#### Data supplied ####
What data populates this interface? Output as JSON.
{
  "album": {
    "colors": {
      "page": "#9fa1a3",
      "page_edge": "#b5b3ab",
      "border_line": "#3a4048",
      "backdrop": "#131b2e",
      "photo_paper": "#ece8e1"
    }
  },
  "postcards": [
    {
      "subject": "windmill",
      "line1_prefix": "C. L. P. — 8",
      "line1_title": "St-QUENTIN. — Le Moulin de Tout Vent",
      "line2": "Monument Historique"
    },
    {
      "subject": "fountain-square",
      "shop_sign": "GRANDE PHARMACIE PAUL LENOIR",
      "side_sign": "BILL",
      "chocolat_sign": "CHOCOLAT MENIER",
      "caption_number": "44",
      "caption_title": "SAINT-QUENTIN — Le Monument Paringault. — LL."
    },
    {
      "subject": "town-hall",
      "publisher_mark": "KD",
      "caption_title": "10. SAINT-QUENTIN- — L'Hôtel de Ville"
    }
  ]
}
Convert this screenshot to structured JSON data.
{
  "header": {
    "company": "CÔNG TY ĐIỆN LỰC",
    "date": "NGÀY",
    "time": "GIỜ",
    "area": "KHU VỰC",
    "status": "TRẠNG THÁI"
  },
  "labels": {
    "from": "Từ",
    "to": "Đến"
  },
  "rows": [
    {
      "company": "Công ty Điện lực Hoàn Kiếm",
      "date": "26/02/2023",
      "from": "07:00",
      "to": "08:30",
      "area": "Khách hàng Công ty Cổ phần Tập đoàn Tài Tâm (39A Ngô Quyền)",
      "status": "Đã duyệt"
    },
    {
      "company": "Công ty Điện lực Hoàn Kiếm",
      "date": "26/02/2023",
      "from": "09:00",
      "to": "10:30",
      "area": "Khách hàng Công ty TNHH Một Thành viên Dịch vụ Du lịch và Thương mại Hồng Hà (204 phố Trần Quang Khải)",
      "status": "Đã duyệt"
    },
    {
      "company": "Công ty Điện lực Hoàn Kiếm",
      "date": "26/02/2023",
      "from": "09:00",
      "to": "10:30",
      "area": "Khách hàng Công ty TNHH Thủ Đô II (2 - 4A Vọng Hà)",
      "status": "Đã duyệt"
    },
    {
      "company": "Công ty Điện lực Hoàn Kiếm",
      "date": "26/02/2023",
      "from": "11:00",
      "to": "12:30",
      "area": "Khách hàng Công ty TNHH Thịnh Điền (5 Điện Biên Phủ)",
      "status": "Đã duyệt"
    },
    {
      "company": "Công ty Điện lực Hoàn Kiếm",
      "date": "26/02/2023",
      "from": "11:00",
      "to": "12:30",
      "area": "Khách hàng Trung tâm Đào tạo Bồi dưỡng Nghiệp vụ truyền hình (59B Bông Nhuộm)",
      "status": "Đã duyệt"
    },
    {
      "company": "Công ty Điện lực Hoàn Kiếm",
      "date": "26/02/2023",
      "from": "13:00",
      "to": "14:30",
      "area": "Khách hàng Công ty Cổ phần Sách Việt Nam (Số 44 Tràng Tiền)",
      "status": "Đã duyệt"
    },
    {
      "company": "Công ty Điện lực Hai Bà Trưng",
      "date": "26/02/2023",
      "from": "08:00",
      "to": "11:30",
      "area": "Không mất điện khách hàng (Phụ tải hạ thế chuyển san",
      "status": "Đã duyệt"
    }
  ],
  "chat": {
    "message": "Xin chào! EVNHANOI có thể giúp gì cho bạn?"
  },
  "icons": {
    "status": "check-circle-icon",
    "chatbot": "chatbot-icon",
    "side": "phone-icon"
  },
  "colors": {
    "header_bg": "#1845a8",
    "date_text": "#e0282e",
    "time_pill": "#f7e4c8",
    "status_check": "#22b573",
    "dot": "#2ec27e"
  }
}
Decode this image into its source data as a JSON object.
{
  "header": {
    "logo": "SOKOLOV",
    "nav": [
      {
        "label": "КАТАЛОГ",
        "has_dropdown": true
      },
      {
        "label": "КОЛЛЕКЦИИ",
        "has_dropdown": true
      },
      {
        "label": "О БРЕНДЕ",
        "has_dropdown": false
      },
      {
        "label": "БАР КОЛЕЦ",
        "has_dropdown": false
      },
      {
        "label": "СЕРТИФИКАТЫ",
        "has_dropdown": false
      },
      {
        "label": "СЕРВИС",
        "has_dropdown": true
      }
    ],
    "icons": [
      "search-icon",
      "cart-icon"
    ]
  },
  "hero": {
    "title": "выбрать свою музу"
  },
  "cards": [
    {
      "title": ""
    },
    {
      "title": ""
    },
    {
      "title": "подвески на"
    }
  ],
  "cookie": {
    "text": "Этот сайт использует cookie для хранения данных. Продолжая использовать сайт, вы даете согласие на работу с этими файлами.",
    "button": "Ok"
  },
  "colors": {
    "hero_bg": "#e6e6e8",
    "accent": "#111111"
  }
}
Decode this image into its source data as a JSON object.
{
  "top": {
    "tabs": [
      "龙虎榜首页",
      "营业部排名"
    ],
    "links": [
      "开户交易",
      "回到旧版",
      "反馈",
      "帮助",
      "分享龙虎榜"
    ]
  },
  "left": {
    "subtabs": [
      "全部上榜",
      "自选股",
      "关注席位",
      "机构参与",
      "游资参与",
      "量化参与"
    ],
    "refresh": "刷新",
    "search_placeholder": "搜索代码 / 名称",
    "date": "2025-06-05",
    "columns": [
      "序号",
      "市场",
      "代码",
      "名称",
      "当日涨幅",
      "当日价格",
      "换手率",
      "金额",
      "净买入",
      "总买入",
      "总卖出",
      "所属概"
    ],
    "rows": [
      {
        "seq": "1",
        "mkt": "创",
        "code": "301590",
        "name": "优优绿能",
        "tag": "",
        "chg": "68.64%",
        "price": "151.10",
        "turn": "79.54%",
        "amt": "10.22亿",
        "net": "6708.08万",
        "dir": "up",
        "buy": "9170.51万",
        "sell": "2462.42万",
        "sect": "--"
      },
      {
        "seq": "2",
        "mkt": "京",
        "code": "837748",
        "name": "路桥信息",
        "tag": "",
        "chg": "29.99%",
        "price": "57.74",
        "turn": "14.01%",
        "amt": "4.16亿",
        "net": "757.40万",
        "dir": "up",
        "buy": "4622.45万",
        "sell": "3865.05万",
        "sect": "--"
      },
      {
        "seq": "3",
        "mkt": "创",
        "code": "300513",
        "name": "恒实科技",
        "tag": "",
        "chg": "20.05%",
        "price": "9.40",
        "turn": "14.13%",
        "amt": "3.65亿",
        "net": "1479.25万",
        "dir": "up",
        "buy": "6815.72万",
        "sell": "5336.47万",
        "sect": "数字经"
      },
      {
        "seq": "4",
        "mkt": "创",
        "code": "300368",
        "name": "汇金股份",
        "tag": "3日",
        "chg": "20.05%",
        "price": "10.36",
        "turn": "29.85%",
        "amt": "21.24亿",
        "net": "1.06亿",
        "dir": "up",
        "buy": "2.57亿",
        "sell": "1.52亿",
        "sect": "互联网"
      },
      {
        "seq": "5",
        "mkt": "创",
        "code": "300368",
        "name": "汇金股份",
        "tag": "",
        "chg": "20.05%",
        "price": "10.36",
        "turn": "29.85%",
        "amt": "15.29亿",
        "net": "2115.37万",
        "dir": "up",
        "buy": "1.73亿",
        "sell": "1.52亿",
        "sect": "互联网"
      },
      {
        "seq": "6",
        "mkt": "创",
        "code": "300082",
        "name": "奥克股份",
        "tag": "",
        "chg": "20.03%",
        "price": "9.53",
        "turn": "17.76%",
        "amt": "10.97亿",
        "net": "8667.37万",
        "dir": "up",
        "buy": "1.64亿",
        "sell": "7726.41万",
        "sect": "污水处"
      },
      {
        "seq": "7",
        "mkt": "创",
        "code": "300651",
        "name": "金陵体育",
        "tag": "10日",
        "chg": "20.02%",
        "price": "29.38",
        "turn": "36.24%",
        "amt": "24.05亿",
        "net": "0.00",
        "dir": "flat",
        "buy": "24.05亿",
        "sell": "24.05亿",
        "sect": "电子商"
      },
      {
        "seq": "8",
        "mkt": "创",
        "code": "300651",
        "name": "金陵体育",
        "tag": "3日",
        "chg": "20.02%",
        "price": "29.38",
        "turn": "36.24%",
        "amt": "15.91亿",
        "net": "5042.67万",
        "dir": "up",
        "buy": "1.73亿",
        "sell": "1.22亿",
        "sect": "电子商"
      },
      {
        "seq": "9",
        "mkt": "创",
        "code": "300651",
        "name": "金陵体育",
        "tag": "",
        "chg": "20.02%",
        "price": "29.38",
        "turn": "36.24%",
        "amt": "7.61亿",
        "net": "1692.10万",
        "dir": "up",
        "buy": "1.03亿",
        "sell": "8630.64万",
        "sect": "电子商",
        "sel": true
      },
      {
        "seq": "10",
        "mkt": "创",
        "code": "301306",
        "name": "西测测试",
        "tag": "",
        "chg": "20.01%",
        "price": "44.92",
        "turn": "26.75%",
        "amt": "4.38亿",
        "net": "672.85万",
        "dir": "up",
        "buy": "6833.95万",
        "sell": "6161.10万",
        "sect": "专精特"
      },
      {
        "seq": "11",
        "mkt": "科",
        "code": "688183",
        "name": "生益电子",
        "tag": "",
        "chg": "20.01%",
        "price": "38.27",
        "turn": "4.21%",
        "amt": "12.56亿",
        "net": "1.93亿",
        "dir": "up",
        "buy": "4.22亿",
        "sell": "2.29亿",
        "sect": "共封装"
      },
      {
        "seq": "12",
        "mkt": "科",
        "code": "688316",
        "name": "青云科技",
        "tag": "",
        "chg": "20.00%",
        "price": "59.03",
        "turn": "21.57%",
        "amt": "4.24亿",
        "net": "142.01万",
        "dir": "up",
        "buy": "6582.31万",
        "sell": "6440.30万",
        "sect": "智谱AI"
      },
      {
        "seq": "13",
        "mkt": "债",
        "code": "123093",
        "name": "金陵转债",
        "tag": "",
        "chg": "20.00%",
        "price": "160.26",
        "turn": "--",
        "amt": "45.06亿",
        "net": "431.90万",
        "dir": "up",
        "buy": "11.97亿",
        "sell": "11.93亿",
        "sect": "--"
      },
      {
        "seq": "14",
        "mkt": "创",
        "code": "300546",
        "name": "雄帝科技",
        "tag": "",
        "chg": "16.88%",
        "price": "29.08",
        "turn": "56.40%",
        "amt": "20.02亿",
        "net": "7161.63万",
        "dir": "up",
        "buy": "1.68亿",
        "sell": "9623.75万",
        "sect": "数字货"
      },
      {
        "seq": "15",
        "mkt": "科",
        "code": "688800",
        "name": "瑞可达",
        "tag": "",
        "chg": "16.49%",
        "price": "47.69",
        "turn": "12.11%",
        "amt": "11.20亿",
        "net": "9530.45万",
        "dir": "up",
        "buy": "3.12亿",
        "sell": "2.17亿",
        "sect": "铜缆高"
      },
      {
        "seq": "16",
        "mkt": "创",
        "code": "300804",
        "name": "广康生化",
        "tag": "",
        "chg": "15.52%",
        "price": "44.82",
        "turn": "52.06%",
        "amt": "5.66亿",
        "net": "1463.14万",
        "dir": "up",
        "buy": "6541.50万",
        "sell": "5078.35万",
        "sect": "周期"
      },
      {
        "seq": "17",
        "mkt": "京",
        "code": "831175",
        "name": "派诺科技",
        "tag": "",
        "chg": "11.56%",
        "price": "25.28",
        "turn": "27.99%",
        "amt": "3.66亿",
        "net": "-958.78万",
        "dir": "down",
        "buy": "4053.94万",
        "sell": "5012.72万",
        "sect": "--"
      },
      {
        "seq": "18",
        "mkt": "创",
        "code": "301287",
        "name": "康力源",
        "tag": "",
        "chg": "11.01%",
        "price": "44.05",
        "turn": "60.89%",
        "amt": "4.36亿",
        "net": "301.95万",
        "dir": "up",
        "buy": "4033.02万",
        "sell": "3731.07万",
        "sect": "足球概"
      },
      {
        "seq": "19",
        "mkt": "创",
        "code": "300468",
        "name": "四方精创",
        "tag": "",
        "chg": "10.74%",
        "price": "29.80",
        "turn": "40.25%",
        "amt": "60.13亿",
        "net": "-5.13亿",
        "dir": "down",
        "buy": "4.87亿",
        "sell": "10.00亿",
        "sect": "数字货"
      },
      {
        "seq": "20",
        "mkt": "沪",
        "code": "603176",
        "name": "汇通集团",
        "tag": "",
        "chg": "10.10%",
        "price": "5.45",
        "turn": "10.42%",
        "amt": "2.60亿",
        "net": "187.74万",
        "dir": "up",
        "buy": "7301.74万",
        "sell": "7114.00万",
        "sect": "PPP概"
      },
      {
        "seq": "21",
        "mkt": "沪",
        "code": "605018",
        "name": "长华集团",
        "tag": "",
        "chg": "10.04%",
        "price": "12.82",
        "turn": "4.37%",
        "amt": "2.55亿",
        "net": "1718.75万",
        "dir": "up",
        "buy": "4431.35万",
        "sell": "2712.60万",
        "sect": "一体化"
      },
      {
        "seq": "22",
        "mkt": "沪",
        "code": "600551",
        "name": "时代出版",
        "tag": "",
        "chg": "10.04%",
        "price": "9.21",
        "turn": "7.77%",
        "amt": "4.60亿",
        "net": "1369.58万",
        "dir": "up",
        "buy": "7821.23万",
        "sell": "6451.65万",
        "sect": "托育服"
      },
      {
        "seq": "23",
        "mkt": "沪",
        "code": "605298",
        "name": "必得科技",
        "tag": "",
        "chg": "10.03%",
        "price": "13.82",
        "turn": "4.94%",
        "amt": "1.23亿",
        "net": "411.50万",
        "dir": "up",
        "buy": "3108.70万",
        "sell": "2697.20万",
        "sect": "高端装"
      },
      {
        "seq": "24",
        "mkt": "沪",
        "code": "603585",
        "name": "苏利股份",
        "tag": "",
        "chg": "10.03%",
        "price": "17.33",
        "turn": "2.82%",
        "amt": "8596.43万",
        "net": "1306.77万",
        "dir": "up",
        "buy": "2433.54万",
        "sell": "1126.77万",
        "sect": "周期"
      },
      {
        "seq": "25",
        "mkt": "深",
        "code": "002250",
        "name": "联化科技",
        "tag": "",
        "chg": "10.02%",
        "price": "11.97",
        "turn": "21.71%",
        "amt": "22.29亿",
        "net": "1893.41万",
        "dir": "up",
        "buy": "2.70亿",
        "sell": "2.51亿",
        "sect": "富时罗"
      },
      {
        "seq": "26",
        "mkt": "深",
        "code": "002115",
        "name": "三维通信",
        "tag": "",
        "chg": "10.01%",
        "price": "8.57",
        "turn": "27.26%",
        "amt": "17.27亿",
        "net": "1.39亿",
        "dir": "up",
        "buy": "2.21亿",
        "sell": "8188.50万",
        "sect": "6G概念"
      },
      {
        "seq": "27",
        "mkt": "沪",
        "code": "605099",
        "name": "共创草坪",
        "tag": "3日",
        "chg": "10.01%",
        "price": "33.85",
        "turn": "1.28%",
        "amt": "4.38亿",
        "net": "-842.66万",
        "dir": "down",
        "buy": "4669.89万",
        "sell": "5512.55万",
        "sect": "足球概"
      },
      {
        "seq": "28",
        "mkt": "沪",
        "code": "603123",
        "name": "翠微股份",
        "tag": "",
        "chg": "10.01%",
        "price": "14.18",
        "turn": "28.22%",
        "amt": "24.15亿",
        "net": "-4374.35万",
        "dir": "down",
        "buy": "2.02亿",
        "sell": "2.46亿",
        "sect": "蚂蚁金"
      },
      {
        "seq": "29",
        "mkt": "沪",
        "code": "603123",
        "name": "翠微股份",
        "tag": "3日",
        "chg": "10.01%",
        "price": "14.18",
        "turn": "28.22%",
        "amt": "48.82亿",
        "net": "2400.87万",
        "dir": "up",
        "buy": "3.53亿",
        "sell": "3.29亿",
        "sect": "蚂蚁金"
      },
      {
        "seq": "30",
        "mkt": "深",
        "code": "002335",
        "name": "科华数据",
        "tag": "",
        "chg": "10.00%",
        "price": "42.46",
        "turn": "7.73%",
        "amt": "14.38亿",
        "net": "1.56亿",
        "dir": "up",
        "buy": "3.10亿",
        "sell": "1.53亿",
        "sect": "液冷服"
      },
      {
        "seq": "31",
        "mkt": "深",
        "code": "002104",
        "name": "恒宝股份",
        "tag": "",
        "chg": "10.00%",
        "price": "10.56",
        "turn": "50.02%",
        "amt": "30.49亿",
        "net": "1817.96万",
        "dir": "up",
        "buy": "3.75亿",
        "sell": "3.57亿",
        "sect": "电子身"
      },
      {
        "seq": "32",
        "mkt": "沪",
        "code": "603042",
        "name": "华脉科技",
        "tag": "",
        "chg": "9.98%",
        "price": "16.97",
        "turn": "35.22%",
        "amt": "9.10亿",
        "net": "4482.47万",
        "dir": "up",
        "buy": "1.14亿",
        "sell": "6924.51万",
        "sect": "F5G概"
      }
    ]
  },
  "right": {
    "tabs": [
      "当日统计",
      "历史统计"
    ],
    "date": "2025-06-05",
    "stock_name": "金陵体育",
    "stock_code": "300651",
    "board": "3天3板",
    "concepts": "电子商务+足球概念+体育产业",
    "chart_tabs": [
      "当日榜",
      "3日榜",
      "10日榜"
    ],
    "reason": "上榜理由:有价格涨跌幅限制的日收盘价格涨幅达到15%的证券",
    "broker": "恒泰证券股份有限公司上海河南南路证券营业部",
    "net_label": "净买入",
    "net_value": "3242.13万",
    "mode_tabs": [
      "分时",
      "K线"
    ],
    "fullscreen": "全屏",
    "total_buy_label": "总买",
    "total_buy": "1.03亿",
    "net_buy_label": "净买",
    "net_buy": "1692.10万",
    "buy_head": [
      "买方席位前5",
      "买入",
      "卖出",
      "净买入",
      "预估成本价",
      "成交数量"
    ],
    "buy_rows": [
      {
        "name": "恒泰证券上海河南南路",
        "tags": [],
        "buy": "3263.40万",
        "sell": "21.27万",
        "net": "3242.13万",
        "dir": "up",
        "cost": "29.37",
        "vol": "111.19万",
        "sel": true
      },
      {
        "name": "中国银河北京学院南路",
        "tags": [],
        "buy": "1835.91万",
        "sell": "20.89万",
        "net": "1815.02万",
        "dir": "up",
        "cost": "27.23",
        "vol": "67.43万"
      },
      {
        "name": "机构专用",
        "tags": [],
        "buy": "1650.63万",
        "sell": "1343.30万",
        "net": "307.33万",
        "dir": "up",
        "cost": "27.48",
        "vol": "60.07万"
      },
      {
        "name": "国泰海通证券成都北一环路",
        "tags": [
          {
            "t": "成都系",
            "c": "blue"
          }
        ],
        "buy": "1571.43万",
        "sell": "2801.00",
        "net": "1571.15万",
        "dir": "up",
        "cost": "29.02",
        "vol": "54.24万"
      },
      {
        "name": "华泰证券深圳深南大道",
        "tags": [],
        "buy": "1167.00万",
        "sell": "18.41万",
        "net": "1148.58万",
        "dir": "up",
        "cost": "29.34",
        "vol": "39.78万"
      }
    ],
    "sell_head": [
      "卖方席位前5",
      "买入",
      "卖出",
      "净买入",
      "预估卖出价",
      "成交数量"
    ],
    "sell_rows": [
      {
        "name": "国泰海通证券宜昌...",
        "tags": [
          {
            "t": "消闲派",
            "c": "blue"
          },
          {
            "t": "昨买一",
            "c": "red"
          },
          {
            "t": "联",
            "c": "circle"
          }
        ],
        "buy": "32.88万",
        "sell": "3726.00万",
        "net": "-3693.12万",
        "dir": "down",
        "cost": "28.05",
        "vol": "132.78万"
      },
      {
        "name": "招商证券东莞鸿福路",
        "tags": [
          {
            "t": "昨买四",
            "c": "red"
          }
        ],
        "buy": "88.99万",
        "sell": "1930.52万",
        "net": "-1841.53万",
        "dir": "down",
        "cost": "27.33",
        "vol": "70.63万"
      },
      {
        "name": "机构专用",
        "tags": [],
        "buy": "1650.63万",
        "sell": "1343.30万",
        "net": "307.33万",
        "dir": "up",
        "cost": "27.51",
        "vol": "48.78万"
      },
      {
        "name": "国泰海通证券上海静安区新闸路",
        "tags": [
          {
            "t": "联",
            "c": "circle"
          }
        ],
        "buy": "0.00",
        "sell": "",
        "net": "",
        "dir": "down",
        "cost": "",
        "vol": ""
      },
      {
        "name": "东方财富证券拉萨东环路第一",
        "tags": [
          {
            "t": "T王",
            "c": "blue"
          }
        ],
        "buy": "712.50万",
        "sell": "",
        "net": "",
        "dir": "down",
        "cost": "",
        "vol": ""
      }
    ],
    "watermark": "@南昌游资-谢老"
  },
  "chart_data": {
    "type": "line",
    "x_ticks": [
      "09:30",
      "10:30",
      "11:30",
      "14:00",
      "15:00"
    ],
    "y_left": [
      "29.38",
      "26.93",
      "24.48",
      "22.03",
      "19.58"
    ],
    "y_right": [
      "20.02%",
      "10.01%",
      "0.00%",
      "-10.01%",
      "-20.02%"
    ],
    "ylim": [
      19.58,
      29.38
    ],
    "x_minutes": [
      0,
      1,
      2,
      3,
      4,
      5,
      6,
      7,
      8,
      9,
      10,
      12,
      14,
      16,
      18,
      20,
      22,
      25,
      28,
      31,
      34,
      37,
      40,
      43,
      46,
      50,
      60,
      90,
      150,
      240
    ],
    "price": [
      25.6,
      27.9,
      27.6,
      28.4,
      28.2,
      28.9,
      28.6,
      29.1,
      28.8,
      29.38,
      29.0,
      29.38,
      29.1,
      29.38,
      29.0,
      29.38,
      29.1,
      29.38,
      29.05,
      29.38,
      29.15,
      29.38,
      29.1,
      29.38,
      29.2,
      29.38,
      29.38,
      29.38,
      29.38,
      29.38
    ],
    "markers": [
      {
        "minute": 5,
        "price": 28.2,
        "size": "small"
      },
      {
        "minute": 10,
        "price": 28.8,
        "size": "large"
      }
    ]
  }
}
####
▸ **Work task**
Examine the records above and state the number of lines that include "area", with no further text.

▸ **Finished exercise**
8